Reporting suspicious activity
If individuals suspect that their personal information has been compromised or if they notice any suspicious activity, they should report it to the appropriate authorities immediately. This can include local law enforcement, credit reporting agencies, and the Federal Trade Commission. Prompt reporting of identity theft is essential to prevent further harm and aid in the investigation of such crimes.
Response from the Hospital
Actions taken by the hospital
Following the discovery of Matthew George Lombardo’s actions, the hospital took immediate steps to address the breach of patient confidentiality. These actions may include conducting internal investigations, enhancing data security protocols, and implementing additional training programs for employees.
Safeguarding patient information
The protection of patient information is of utmost importance in the healthcare sector. Hospitals and healthcare organizations must implement robust security measures, such as encryption, access controls, and regular vulnerability assessments, to safeguard patient data from unauthorized access.

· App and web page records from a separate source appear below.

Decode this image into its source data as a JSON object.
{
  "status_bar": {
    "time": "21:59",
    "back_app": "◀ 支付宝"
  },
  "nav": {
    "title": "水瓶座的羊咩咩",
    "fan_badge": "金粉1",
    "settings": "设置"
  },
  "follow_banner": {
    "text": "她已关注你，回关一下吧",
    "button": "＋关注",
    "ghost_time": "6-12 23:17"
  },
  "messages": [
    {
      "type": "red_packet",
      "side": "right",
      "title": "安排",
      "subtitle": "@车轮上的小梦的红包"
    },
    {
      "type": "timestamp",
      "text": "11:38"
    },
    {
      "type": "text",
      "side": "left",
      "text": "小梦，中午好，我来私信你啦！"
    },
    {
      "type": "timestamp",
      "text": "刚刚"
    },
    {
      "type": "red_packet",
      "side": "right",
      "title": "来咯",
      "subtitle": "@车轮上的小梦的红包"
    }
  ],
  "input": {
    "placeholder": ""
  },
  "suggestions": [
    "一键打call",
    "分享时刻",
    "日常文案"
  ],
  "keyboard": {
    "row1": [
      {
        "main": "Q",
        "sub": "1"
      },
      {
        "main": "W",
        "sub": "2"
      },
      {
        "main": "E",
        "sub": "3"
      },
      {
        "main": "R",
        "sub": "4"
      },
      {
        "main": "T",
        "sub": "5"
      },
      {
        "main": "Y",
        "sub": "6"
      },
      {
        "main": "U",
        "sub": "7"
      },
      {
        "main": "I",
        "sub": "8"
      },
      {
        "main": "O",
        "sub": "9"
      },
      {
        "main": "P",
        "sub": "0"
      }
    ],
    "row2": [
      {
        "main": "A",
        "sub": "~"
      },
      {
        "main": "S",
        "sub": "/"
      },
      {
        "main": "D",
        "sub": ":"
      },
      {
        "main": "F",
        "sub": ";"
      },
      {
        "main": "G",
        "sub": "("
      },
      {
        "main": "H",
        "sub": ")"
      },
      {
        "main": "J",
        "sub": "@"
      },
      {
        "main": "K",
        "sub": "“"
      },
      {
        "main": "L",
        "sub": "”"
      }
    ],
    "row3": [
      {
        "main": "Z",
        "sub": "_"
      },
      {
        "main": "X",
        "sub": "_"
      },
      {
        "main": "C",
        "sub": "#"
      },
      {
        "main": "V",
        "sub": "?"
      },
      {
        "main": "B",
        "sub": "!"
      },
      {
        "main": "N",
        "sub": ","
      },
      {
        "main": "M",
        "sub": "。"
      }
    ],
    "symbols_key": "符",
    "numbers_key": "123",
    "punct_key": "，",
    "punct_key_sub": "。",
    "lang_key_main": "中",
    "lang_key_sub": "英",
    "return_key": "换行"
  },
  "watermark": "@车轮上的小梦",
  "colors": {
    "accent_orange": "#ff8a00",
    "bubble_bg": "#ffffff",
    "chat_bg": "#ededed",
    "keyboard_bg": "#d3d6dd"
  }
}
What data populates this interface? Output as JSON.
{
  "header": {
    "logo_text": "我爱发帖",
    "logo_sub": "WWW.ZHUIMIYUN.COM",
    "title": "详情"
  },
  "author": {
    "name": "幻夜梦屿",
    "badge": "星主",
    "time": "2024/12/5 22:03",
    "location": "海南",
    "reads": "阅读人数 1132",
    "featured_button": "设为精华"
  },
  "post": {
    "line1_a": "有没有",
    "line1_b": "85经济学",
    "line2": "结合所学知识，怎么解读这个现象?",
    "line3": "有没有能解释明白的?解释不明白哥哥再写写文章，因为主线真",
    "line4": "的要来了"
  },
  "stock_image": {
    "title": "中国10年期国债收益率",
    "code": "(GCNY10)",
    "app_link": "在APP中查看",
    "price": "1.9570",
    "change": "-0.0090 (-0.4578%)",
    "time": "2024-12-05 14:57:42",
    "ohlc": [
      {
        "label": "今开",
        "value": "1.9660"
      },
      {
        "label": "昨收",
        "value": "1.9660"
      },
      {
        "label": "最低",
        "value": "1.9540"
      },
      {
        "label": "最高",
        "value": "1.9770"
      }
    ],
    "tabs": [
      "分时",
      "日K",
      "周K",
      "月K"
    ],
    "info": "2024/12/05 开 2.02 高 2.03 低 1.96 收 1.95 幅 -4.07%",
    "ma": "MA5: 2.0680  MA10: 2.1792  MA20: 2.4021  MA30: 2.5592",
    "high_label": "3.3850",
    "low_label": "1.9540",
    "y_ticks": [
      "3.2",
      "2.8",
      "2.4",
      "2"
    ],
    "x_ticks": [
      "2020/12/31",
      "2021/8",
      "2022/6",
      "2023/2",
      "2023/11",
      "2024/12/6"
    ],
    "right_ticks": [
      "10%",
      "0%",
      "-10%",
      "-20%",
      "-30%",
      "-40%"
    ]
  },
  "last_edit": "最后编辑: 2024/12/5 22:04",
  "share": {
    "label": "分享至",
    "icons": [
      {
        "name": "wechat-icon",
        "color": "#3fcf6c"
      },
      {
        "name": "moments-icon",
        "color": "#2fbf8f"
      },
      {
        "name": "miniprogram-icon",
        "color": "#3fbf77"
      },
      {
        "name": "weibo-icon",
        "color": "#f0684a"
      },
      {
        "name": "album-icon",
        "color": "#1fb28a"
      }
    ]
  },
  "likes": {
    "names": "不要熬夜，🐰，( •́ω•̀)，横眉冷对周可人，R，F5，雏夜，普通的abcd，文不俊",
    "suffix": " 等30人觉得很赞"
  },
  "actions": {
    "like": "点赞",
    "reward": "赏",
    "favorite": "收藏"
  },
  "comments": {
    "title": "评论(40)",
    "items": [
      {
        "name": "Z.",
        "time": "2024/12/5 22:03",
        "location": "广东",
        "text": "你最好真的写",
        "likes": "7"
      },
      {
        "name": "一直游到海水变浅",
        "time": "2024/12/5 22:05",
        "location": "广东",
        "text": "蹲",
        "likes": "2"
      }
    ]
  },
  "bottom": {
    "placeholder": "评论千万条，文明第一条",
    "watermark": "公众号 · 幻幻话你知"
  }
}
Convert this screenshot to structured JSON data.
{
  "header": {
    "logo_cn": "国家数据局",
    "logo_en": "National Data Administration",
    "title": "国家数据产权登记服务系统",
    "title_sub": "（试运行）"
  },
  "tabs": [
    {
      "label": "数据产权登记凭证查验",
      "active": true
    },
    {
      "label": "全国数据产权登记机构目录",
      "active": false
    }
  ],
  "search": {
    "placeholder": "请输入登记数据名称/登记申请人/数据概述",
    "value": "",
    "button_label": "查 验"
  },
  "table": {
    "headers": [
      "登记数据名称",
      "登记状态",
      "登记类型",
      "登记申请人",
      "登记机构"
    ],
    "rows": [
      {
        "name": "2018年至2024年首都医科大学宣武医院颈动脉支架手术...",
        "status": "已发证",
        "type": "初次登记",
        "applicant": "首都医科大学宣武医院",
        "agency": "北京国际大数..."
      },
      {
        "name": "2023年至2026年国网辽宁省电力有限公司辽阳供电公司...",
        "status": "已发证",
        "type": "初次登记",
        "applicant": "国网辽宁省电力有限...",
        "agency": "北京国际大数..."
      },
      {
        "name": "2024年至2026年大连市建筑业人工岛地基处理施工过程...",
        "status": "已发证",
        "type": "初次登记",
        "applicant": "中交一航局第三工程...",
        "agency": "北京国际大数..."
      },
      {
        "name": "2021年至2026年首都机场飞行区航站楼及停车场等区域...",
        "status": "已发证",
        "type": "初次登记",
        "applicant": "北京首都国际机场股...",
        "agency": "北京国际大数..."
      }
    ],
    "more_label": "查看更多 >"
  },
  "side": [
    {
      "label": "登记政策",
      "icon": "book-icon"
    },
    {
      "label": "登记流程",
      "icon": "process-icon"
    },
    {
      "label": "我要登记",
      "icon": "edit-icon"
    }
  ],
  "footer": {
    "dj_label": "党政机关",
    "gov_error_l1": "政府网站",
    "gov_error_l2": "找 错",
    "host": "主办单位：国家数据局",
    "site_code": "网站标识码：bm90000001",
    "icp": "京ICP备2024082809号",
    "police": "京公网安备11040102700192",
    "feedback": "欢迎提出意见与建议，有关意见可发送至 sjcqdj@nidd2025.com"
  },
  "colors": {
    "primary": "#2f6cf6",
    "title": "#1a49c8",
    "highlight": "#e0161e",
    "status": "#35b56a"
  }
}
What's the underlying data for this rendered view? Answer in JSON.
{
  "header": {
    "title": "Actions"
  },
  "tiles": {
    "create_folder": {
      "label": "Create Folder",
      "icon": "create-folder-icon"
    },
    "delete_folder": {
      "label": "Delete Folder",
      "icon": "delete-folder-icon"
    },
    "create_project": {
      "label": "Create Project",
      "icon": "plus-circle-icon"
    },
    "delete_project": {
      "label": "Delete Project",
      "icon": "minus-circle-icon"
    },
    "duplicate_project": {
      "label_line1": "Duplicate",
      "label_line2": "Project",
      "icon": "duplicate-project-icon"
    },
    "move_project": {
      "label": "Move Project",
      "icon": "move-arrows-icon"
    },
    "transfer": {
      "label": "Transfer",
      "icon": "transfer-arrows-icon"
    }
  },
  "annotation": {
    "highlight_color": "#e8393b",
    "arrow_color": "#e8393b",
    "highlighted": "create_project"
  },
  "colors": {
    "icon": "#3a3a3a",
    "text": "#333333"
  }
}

Training employees on data security
To prevent future breaches and ensure the integrity of patient information, hospitals should provide comprehensive training programs for their employees. These programs should emphasize the importance of patient confidentiality, highlight best practices for data security, and reinforce the legal and ethical obligations associated with handling sensitive information.
Relevant laws and regulations
The misuse of patient information by Matthew George Lombardo and his co-defendants raises significant legal implications. Several laws and regulations are aimed at protecting patient privacy and confidentiality, including the Health Insurance Portability and Accountability Act (HIPAA) and the California Confidentiality of Medical Information Act. Violations of these laws can result in severe penalties, including imprisonment and monetary fines.
Patient privacy and confidentiality
Patient privacy and confidentiality are fundamental rights protected by law. Healthcare providers have a legal and ethical obligation to ensure the security and confidentiality of patient information. Breaches of patient privacy jeopardize patient trust in the healthcare system and can have substantial legal and financial consequences for the responsible parties.
Overview of the case
Matthew George Lombardo, a hospital employee, was sentenced to 3 years in federal prison for using patient information to steal Pandemic Unemployment Assistance (PUA) benefits. Lombardo’s actions represented a severe breach of patient confidentiality and an abuse of his position of trust within the healthcare system.
Importance of holding perpetrators accountable
Holding perpetrators of identity theft accountable is crucial for maintaining public trust in the healthcare system and deterring future incidents. The sentencing of Matthew George Lombardo sends a strong message that fraud and abuse of patient information will not be tolerated. By prosecuting such cases, law enforcement agencies reaffirm their commitment to protecting individuals and safeguarding the integrity of healthcare services.